[Stored data entries]
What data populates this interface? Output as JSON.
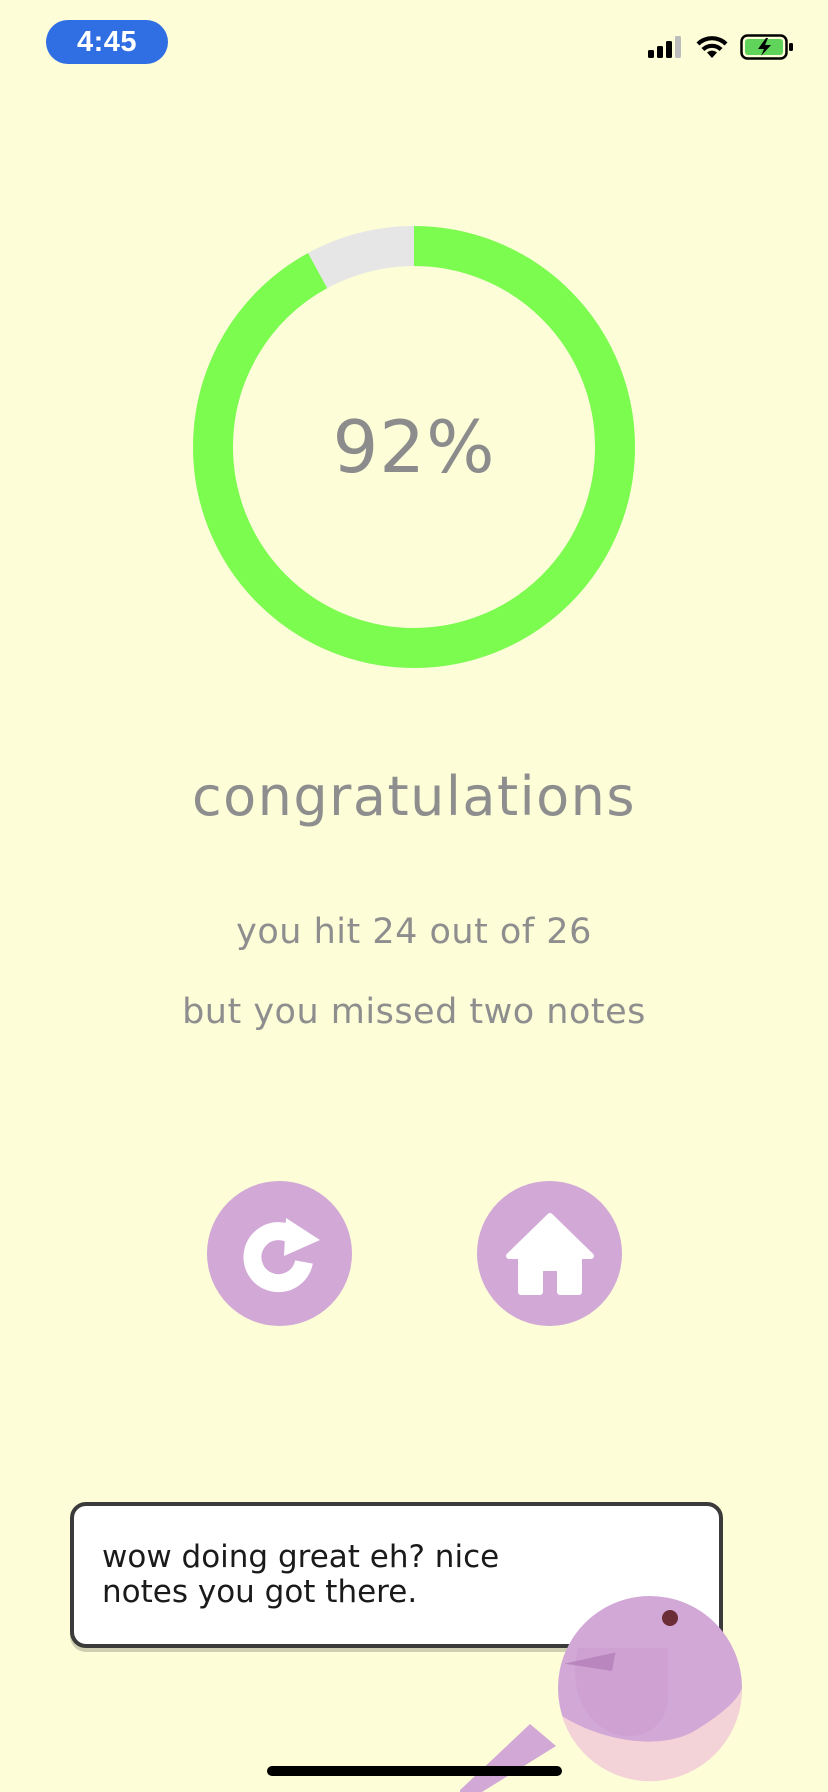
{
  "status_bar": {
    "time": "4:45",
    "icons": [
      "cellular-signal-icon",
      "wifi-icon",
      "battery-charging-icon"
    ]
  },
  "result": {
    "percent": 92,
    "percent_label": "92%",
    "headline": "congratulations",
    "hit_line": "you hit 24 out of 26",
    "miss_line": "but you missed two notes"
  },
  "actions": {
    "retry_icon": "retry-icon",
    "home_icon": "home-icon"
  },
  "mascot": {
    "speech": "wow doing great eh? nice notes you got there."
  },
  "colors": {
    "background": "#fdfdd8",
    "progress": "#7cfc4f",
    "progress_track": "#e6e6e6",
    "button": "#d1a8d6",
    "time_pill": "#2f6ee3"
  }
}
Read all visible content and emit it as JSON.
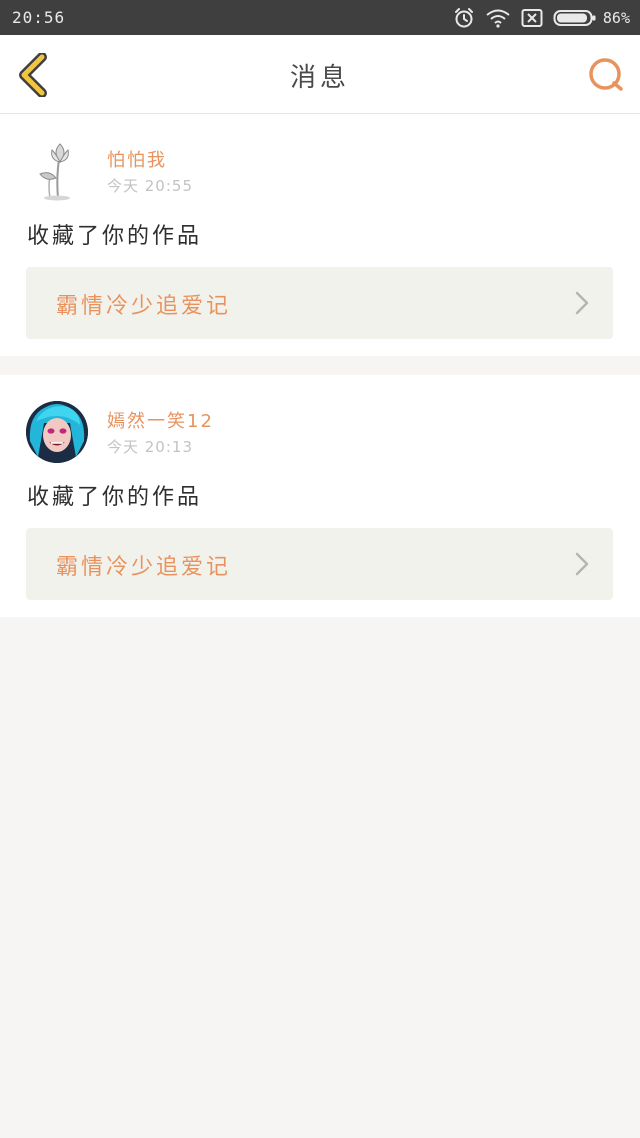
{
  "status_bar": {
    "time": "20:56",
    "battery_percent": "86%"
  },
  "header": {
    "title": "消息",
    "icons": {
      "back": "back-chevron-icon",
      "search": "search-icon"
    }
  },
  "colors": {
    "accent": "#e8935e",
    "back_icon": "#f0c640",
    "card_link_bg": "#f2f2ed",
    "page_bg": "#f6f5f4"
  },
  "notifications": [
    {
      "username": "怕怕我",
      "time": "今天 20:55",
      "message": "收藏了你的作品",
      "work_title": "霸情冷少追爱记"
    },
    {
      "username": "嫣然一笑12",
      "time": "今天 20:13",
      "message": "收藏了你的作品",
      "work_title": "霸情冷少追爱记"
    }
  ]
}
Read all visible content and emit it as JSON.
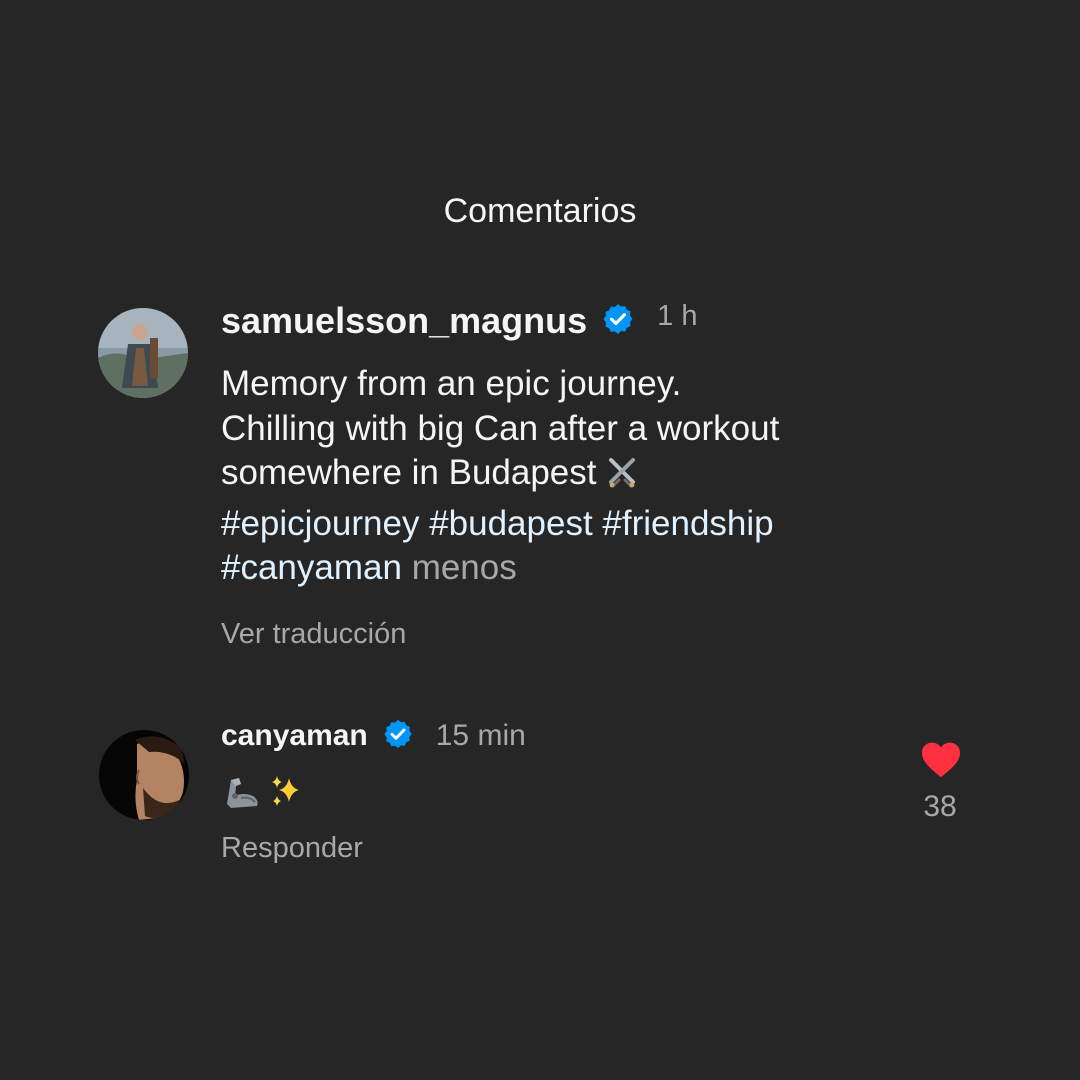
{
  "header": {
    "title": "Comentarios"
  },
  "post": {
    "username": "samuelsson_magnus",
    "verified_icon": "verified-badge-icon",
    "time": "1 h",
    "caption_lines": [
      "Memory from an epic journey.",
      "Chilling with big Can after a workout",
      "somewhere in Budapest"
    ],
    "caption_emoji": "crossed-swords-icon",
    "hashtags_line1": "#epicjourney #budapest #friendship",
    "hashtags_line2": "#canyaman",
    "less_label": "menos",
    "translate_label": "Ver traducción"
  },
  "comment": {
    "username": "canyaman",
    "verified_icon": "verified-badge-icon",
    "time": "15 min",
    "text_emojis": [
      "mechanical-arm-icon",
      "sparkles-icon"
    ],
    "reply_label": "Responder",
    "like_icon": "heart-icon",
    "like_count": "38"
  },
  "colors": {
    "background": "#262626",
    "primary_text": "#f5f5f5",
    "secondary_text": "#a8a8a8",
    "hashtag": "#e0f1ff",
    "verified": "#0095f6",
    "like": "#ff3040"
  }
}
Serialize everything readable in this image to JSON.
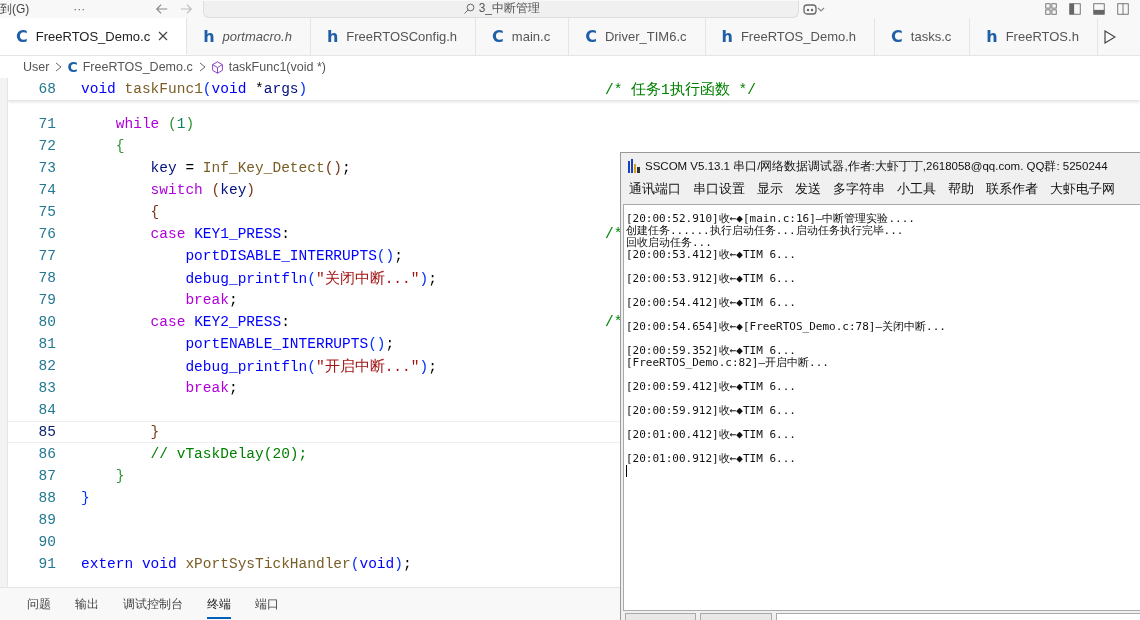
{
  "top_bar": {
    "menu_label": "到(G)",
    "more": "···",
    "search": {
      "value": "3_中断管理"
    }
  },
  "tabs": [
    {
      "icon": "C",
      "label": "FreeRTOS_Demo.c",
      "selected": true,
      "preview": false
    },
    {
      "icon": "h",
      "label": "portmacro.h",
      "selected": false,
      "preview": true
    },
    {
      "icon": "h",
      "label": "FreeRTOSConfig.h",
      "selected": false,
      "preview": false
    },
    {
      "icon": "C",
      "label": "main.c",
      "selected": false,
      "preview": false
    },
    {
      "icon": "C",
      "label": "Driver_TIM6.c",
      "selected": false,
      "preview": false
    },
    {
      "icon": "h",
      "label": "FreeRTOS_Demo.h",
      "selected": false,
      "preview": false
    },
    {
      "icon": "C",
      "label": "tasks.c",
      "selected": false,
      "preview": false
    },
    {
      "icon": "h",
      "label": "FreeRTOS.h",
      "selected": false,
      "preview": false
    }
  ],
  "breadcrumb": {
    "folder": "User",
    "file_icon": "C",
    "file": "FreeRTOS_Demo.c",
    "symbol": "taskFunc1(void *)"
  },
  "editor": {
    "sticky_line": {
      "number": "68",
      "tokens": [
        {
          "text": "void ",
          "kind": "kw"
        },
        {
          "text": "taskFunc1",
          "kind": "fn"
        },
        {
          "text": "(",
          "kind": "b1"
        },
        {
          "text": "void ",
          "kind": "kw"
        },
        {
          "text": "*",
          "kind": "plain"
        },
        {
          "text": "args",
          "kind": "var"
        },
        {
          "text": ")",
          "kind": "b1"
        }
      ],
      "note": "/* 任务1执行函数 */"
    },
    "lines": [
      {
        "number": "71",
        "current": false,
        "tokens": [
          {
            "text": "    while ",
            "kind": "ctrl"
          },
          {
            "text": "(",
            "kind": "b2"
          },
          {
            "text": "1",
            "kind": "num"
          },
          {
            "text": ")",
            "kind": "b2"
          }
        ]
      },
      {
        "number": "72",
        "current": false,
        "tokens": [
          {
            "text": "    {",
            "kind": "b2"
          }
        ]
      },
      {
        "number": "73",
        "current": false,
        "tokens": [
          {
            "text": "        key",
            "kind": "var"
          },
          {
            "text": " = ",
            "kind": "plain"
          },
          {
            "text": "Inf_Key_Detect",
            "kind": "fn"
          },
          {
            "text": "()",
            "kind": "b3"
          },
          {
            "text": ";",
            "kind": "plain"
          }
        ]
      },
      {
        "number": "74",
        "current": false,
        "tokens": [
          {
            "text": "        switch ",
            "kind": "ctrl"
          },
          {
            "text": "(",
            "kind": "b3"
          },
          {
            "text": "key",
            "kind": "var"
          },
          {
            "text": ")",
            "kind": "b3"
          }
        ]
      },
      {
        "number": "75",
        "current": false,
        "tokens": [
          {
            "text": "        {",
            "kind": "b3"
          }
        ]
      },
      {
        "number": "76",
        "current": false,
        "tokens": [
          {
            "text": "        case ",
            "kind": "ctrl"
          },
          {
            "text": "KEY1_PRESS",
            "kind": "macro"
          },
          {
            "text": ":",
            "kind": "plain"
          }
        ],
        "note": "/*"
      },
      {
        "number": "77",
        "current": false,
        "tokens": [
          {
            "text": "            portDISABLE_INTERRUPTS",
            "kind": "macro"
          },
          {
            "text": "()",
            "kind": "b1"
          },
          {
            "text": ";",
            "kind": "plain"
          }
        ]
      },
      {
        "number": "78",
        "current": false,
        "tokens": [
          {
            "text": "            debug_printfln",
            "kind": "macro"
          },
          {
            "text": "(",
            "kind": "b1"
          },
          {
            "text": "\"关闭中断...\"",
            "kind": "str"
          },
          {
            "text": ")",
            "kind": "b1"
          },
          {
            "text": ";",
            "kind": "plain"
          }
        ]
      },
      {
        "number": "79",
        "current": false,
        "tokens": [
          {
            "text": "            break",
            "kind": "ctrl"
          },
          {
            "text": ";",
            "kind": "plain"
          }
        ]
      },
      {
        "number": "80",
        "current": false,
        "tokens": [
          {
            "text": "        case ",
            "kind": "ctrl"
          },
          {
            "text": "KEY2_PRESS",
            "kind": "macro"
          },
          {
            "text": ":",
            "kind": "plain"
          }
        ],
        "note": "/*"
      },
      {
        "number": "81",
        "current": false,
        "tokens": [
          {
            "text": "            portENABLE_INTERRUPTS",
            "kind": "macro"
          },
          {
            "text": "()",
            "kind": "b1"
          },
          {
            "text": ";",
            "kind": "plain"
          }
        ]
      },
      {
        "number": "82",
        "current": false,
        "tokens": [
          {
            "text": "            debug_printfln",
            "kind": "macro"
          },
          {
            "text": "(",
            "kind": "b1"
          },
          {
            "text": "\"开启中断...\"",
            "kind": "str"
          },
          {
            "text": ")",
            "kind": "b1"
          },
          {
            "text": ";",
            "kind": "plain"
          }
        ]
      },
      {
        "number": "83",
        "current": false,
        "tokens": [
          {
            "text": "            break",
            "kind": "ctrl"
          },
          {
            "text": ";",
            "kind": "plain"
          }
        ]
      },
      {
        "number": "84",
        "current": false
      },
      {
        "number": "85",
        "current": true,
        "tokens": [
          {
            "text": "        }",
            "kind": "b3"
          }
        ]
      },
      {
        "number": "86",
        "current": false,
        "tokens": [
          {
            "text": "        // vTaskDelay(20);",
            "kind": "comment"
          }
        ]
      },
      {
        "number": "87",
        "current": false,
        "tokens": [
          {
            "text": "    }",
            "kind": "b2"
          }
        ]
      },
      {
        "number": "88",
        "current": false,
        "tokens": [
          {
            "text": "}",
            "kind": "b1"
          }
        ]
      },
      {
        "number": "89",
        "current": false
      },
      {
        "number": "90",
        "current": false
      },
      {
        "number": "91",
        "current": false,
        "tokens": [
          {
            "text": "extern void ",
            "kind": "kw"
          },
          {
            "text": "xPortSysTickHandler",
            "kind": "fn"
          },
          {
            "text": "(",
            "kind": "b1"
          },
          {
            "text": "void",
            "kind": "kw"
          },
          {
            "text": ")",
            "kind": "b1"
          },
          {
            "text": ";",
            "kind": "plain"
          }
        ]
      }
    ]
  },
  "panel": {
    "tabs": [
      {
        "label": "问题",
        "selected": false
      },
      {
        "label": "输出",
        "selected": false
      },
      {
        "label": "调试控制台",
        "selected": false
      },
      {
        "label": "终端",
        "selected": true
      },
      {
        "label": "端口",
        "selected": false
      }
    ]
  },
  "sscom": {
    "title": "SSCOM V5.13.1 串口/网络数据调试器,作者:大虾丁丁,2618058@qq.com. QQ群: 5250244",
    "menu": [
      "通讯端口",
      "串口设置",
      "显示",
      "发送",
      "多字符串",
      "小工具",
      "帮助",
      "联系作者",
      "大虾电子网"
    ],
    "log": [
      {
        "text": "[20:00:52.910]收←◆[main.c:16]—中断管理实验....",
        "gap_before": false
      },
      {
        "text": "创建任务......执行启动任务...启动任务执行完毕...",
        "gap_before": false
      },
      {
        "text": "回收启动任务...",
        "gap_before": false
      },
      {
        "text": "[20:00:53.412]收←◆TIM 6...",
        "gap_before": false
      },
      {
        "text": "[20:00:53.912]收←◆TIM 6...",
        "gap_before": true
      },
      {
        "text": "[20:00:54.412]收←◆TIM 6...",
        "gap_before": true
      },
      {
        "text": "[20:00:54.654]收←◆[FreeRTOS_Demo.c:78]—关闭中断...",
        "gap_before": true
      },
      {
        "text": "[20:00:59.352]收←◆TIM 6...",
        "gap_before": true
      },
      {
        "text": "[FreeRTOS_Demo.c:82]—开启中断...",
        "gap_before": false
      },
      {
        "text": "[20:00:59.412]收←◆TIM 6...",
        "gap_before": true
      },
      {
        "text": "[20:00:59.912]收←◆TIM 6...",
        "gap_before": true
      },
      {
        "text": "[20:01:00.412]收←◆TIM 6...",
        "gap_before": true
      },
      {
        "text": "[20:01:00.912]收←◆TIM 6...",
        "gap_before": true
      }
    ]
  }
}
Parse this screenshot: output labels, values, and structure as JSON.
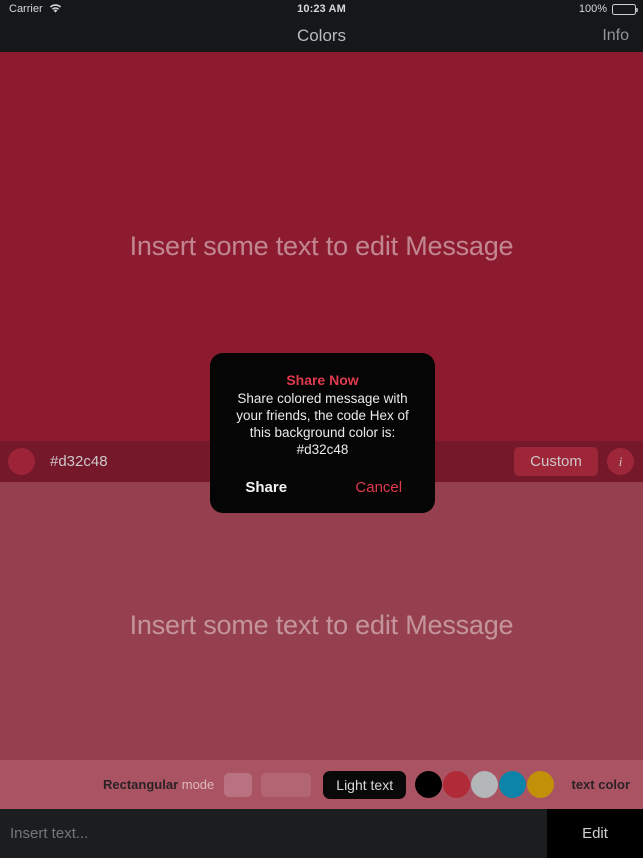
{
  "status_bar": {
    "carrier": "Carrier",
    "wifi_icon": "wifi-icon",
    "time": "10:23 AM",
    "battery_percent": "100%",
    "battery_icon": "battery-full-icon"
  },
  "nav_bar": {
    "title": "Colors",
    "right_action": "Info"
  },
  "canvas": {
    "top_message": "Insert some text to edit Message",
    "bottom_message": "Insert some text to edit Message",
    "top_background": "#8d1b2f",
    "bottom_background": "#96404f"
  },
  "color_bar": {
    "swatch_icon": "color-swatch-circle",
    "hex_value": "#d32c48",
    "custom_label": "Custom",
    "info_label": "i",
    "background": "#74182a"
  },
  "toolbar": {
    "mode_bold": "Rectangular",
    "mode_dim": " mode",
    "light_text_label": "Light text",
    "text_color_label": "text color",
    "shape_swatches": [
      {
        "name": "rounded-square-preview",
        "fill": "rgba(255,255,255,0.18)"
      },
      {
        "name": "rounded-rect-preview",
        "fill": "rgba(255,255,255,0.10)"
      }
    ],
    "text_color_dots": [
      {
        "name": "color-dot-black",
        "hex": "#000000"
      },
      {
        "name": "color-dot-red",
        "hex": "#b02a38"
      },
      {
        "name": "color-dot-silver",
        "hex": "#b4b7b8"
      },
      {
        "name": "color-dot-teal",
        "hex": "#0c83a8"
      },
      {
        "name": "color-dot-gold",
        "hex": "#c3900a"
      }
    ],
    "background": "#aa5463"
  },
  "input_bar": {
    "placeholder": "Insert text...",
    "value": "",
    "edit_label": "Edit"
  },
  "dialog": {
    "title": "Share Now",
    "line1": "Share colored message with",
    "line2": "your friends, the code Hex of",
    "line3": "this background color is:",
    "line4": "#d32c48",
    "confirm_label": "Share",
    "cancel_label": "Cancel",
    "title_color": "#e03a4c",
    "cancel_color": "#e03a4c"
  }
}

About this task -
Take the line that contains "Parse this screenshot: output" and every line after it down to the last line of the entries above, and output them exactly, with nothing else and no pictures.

Response for this exercise -
Parse this screenshot: output labels, values, and structure as JSON.
{
  "status_bar": {
    "carrier": "Carrier",
    "wifi_icon": "wifi-icon",
    "time": "10:23 AM",
    "battery_percent": "100%",
    "battery_icon": "battery-full-icon"
  },
  "nav_bar": {
    "title": "Colors",
    "right_action": "Info"
  },
  "canvas": {
    "top_message": "Insert some text to edit Message",
    "bottom_message": "Insert some text to edit Message",
    "top_background": "#8d1b2f",
    "bottom_background": "#96404f"
  },
  "color_bar": {
    "swatch_icon": "color-swatch-circle",
    "hex_value": "#d32c48",
    "custom_label": "Custom",
    "info_label": "i",
    "background": "#74182a"
  },
  "toolbar": {
    "mode_bold": "Rectangular",
    "mode_dim": " mode",
    "light_text_label": "Light text",
    "text_color_label": "text color",
    "shape_swatches": [
      {
        "name": "rounded-square-preview",
        "fill": "rgba(255,255,255,0.18)"
      },
      {
        "name": "rounded-rect-preview",
        "fill": "rgba(255,255,255,0.10)"
      }
    ],
    "text_color_dots": [
      {
        "name": "color-dot-black",
        "hex": "#000000"
      },
      {
        "name": "color-dot-red",
        "hex": "#b02a38"
      },
      {
        "name": "color-dot-silver",
        "hex": "#b4b7b8"
      },
      {
        "name": "color-dot-teal",
        "hex": "#0c83a8"
      },
      {
        "name": "color-dot-gold",
        "hex": "#c3900a"
      }
    ],
    "background": "#aa5463"
  },
  "input_bar": {
    "placeholder": "Insert text...",
    "value": "",
    "edit_label": "Edit"
  },
  "dialog": {
    "title": "Share Now",
    "line1": "Share colored message with",
    "line2": "your friends, the code Hex of",
    "line3": "this background color is:",
    "line4": "#d32c48",
    "confirm_label": "Share",
    "cancel_label": "Cancel",
    "title_color": "#e03a4c",
    "cancel_color": "#e03a4c"
  }
}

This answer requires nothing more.